John Emerald: a Life Well Lived

John Emerald Sharp was born in 1928 to Hugh and Elizabeth Sharp. John’s family was what one might call merchant class. They worked hard and were successful at their endeavors. John definitely picked up a successful work ethic from his family.

John at around 10 years old standing next to his younger sister Shirley.

While young John worked hard, he also played hard to the chagrin of his mother Elizabeth. In fact, Hugh’s 1942 Buick Limited was no match for young John as he managed to destroy it with several rolling motions while John and a young lady were bouncing around inside the accident. Thankfully no one other than the Limited was worse for the wear and no, alcohol was not involved, just stupid teenage driving.

During World War Two John enlisted in the Army Air Corp and was trained as a nose gunner on a B-24 bomber. His timing was good and the war was spinning down when it came time for overseas deployment. So he and his crew were left with a four engine bomber with no purpose other than to entertain themselves. One day they decided to fly to the co-pilot’s home town. The town had a four lane highway that went through the center of several downtown buildings. They lowered the gear and flaps and descended below the tops of the downtown high rises. Their low level adventure caused two minor car accidents and one lady to have her baby early. Obviously they were met upon landing and all were demoted in rank.

With that John was sent to be a clerk in the orderly room. Big mistake on the Army’s part. You see John had learned to type working for his father and he wasted no time in typing himself a promotion that was one rank higher than when he was busted. He also assigned himself as manager of the post service club where he was in charge of watching airmen consume reasonable quantities of spirits and beer.

John Emerald (Second from the left) He sent this picture to his mother Elizabeth just to get a rise out of her.

John Emerald was a thinker. During military basic training he memorized the name and serial number of a fellow airman.

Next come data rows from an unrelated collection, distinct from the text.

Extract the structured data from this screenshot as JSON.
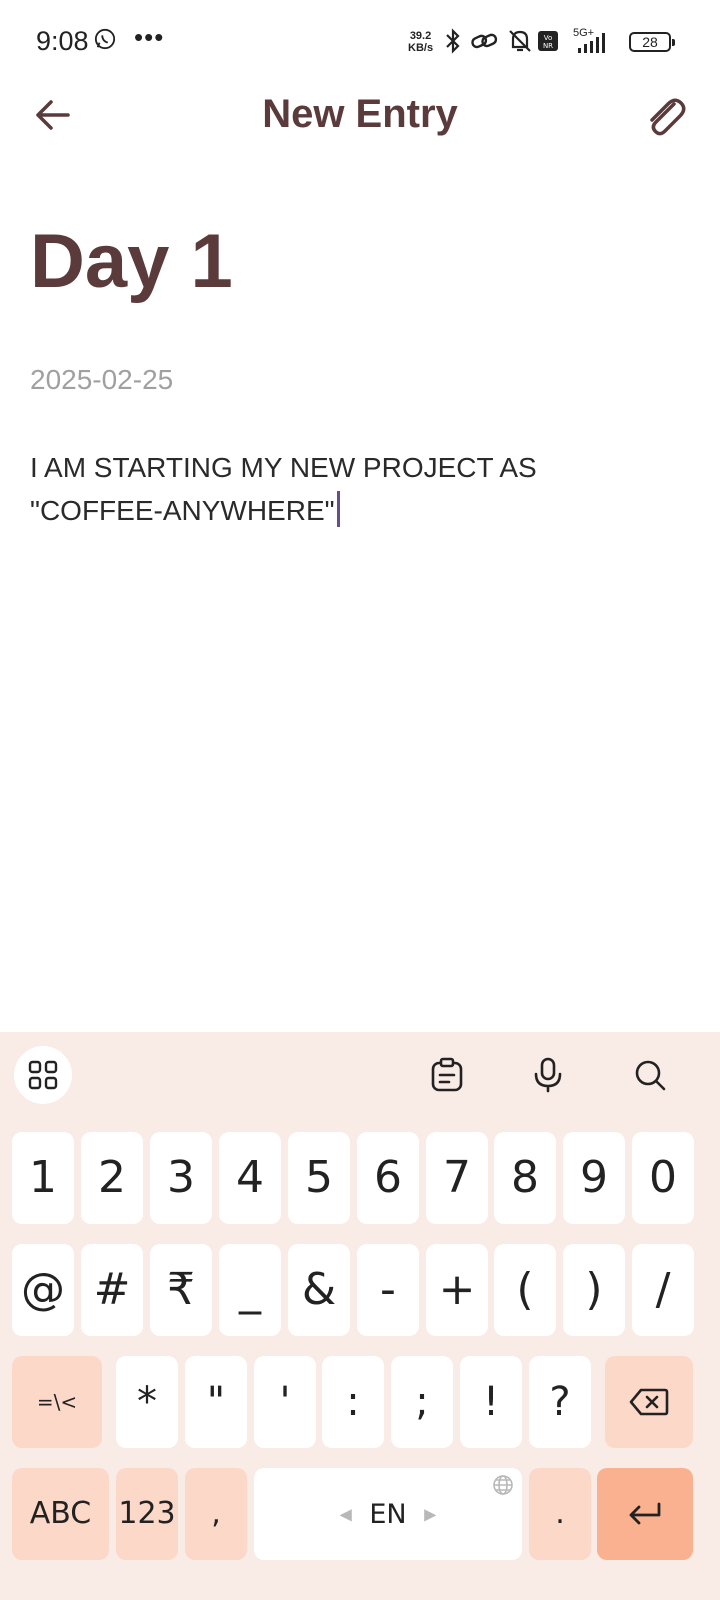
{
  "status_bar": {
    "time": "9:08",
    "more": "•••",
    "net_speed_value": "39.2",
    "net_speed_unit": "KB/s",
    "network": "5G+",
    "battery": "28"
  },
  "app_bar": {
    "title": "New Entry"
  },
  "entry": {
    "title": "Day 1",
    "date": "2025-02-25",
    "body": "I AM STARTING MY NEW PROJECT AS \"COFFEE-ANYWHERE\""
  },
  "keyboard": {
    "row1": [
      "1",
      "2",
      "3",
      "4",
      "5",
      "6",
      "7",
      "8",
      "9",
      "0"
    ],
    "row2": [
      "@",
      "#",
      "₹",
      "_",
      "&",
      "-",
      "+",
      "(",
      ")",
      "/"
    ],
    "row3_symbols_key": "=\\<",
    "row3": [
      "*",
      "\"",
      "'",
      ":",
      ";",
      "!",
      "?"
    ],
    "abc_key": "ABC",
    "num_key": "123",
    "comma_key": ",",
    "space_label": "EN",
    "period_key": "."
  },
  "colors": {
    "accent": "#5b3a3c",
    "keyboard_bg": "#f9ebe6",
    "key_dark": "#fcd8c9",
    "enter_key": "#f9b18f",
    "caret": "#6a4c8c"
  }
}
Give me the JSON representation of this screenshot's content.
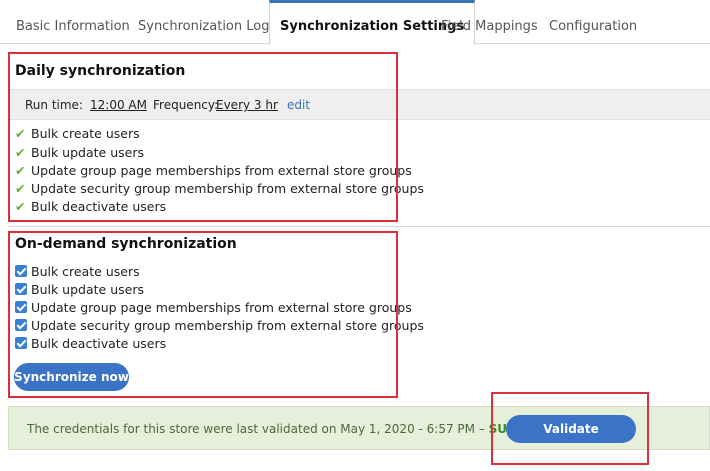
{
  "tabs": [
    {
      "label": "Basic Information"
    },
    {
      "label": "Synchronization Logs"
    },
    {
      "label": "Synchronization Settings"
    },
    {
      "label": "Field Mappings"
    },
    {
      "label": "Configuration"
    }
  ],
  "active_tab": "Synchronization Settings",
  "daily": {
    "title": "Daily synchronization",
    "run_time_label": "Run time:",
    "run_time_value": "12:00 AM",
    "frequency_label": "Frequency:",
    "frequency_value": "Every 3 hr",
    "edit_label": "edit",
    "items": [
      {
        "label": "Bulk create users"
      },
      {
        "label": "Bulk update users"
      },
      {
        "label": "Update group page memberships from external store groups"
      },
      {
        "label": "Update security group membership from external store groups"
      },
      {
        "label": "Bulk deactivate users"
      }
    ]
  },
  "on_demand": {
    "title": "On-demand synchronization",
    "items": [
      {
        "label": "Bulk create users",
        "checked": true
      },
      {
        "label": "Bulk update users",
        "checked": true
      },
      {
        "label": "Update group page memberships from external store groups",
        "checked": true
      },
      {
        "label": "Update security group membership from external store groups",
        "checked": true
      },
      {
        "label": "Bulk deactivate users",
        "checked": true
      }
    ],
    "sync_button": "Synchronize now"
  },
  "credentials": {
    "message": "The credentials for this store were last validated on May 1, 2020 - 6:57 PM – ",
    "status": "SUCCESS",
    "validate_button": "Validate credentials"
  },
  "colors": {
    "accent": "#3b73c7",
    "check_green": "#5cb531",
    "highlight_red": "#d9323a",
    "success_bg": "#e6efd9"
  }
}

In addition after being assigned to a unit John shed his combat boots for Indian moccasins. More often than not John would be stopped by a superior who would ask for his name and serial number to report his out of uniform violation. John would confidently spit out his fellow airmen’s name and serial number for the superior to record. Some months later John ran into the airman who reported that everywhere he went trouble followed him. Feeling bad John stopped using his name but kept the moccasins. After all he could always type his way out of trouble.

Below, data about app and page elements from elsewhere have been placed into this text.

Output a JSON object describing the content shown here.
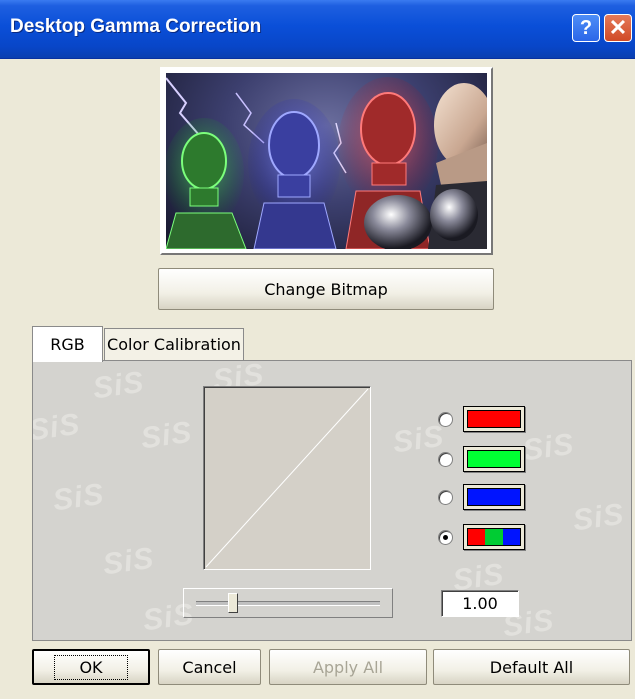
{
  "window": {
    "title": "Desktop Gamma Correction",
    "help_glyph": "?",
    "close_glyph": "✕"
  },
  "preview": {
    "change_bitmap_label": "Change Bitmap"
  },
  "tabs": [
    {
      "label": "RGB",
      "active": true
    },
    {
      "label": "Color Calibration",
      "active": false
    }
  ],
  "rgb_panel": {
    "watermark_text": "SiS",
    "channels": [
      {
        "name": "red",
        "color": "#FF0000",
        "checked": false
      },
      {
        "name": "green",
        "color": "#00FF33",
        "checked": false
      },
      {
        "name": "blue",
        "color": "#0014FF",
        "checked": false
      },
      {
        "name": "all",
        "colors": [
          "#FF0000",
          "#00CC33",
          "#0014FF"
        ],
        "checked": true
      }
    ],
    "gamma_value": "1.00",
    "slider_position": 0.2
  },
  "buttons": {
    "ok": "OK",
    "cancel": "Cancel",
    "apply_all": "Apply All",
    "default_all": "Default All"
  }
}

John’s true love was Sarah. He first saw her as she tied up her horse outside his business. After one look he turned to a friend and said, “I am going to marry that girl”.